motion of a body.
Let’s See Some Examples here
placed into two broad categories: contact forces, and forces resulting from
and air resistance forces….
International System of Units (SI).
defined as the amount of force needed to accede of mass at a rate of 1 meter per second squared (m/s^2).
force will accelerate at a rate of 1 m/s^2.)
pound of force will accelerate at 1 ft/s^2, and a pound mass is the amount of
mass that 1 LB of force will accelerate at 32 feet/s^2.
Description of a Force
both magnitude and direction. To fully describe the force acting upon an
object, you must describe both its magnitude and direction.
acting on an object. 10 Newtons, downwards is a complete description of the
force acting upon an object.
Now we must learn What the
difference between vector and scalar quantities is?
direction, a scalar quantity can be described using only 1 quantity, magnitude.
velocity, acceleration etc.
time, energy and volume since they only represent magnitude and no direction.

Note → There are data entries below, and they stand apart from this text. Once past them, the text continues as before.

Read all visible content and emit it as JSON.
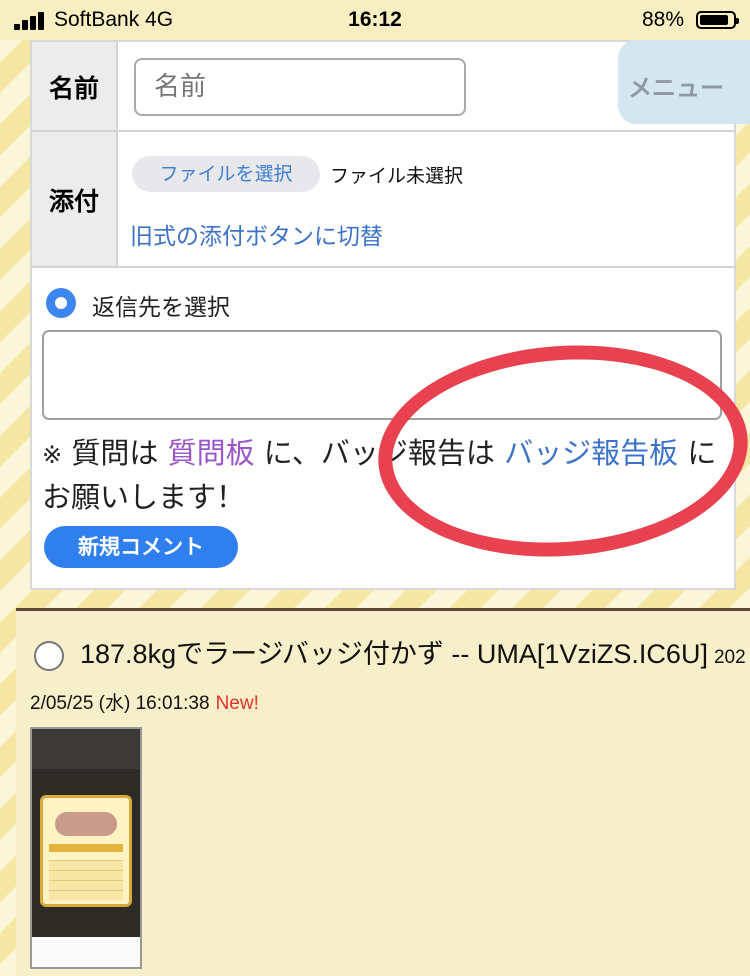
{
  "status_bar": {
    "carrier": "SoftBank  4G",
    "time": "16:12",
    "battery_percent": "88%",
    "battery_level": 0.88
  },
  "form": {
    "name_label": "名前",
    "name_placeholder": "名前",
    "attach_label": "添付",
    "file_button": "ファイルを選択",
    "file_status": "ファイル未選択",
    "legacy_link": "旧式の添付ボタンに切替",
    "reply_label": "返信先を選択",
    "reply_value": "",
    "notice_mark": "※",
    "notice_part1": "質問は",
    "notice_link1": "質問板",
    "notice_part2": "に、バッジ報告は",
    "notice_link2": "バッジ報告板",
    "notice_part3": "にお願いします！",
    "new_comment_button": "新規コメント"
  },
  "menu": {
    "label": "メニュー"
  },
  "post": {
    "title": "187.8kgでラージバッジ付かず -- UMA[1VziZS.IC6U]",
    "date": "2022/05/25 (水) 16:01:38",
    "new_badge": "New!"
  },
  "colors": {
    "accent": "#2f80ee",
    "link": "#3c73c9",
    "visited_link": "#9a55c8",
    "annotation": "#e8414f",
    "new_badge": "#e0322a"
  }
}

Mass and Weight?
scales commonly used in the classroom –a spring scale (left) and a simple
balance beam scale on the right.
100g with an unknown mass attached at the bottom. To balance the scale on the

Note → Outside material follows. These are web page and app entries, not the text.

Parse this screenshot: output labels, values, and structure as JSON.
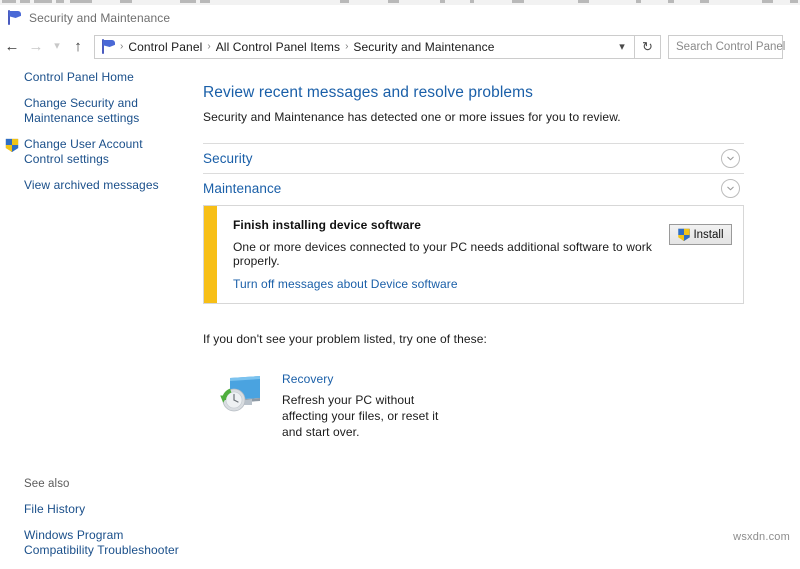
{
  "window": {
    "title": "Security and Maintenance",
    "title_icon": "flag-icon"
  },
  "nav": {
    "back_icon": "arrow-left-icon",
    "forward_icon": "arrow-right-icon",
    "recent_icon": "chevron-down-icon",
    "up_icon": "arrow-up-icon",
    "address_icon": "flag-icon",
    "breadcrumbs": [
      "Control Panel",
      "All Control Panel Items",
      "Security and Maintenance"
    ],
    "separator": "›",
    "dropdown_icon": "chevron-down-icon",
    "refresh_icon": "refresh-icon",
    "search_placeholder": "Search Control Panel"
  },
  "sidebar": {
    "items": [
      {
        "label": "Control Panel Home",
        "icon": null
      },
      {
        "label": "Change Security and Maintenance settings",
        "icon": null
      },
      {
        "label": "Change User Account Control settings",
        "icon": "uac-shield-icon"
      },
      {
        "label": "View archived messages",
        "icon": null
      }
    ],
    "see_also": {
      "heading": "See also",
      "links": [
        "File History",
        "Windows Program Compatibility Troubleshooter"
      ]
    }
  },
  "main": {
    "heading": "Review recent messages and resolve problems",
    "subtitle": "Security and Maintenance has detected one or more issues for you to review.",
    "sections": [
      {
        "title": "Security",
        "expand_icon": "chevron-down-circle-icon"
      },
      {
        "title": "Maintenance",
        "expand_icon": "chevron-down-circle-icon"
      }
    ],
    "alert": {
      "accent_color": "#f7bf16",
      "title": "Finish installing device software",
      "description": "One or more devices connected to your PC needs additional software to work properly.",
      "link": "Turn off messages about Device software",
      "button": {
        "label": "Install",
        "icon": "uac-shield-icon"
      }
    },
    "try_text": "If you don't see your problem listed, try one of these:",
    "recovery": {
      "icon": "recovery-monitor-icon",
      "title": "Recovery",
      "description": "Refresh your PC without affecting your files, or reset it and start over."
    }
  },
  "watermark": "wsxdn.com",
  "colors": {
    "link_blue": "#1a5fa8",
    "sidebar_link": "#1a4f8a",
    "accent_yellow": "#f7bf16",
    "shield_blue": "#2f6ec4",
    "shield_yellow": "#f0c419"
  }
}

right a 100g mass was also needed.
what would the the spring scale read? How much mass would be needed to balance
the 100g mass on the balance beam?

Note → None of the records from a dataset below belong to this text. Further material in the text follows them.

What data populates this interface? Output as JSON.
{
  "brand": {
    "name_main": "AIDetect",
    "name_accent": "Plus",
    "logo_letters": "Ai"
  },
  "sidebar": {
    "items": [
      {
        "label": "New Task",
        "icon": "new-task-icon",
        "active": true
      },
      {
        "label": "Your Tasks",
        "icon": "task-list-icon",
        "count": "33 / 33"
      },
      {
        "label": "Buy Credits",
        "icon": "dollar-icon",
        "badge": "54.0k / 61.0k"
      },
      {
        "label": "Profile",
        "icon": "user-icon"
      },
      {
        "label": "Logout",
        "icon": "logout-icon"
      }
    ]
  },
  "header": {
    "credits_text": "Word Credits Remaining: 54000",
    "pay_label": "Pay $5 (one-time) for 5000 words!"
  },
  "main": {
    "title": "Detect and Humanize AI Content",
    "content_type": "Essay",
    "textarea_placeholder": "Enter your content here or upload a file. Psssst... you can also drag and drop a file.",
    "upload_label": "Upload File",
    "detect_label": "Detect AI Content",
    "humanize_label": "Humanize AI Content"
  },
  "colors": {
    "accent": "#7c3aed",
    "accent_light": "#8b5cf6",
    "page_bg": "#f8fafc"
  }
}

the acceleration (a) of an object is directly proportional to the force (F)
applied, and inversely proportional the object’s mass (m).
you apply to an object, the greater the acceleration. And, the more mass the
object has, the lower the acceleration.
Newton’s Second Law can be
written in equation form:
F=mg where g is the acceleration due to gravity. The force of gravity is what
causes free falling objects to accelerate. These objects all accelerate at the
same rate of 9.8 meters/sec^2.
What is Friction?
opposes the relative motion or tendency to such motion of two bodies in
contact. If we try to push a block of wood across a table, there are two
opposing forces that act: the force associated with the push, and a force that
is associated with the friction which acts in the opposite direction. As
frictional forces are decreased (for example, by placing oil on the table) the
object moves further and further before stopping. This demonstrates Galileo’s
law of inertia too.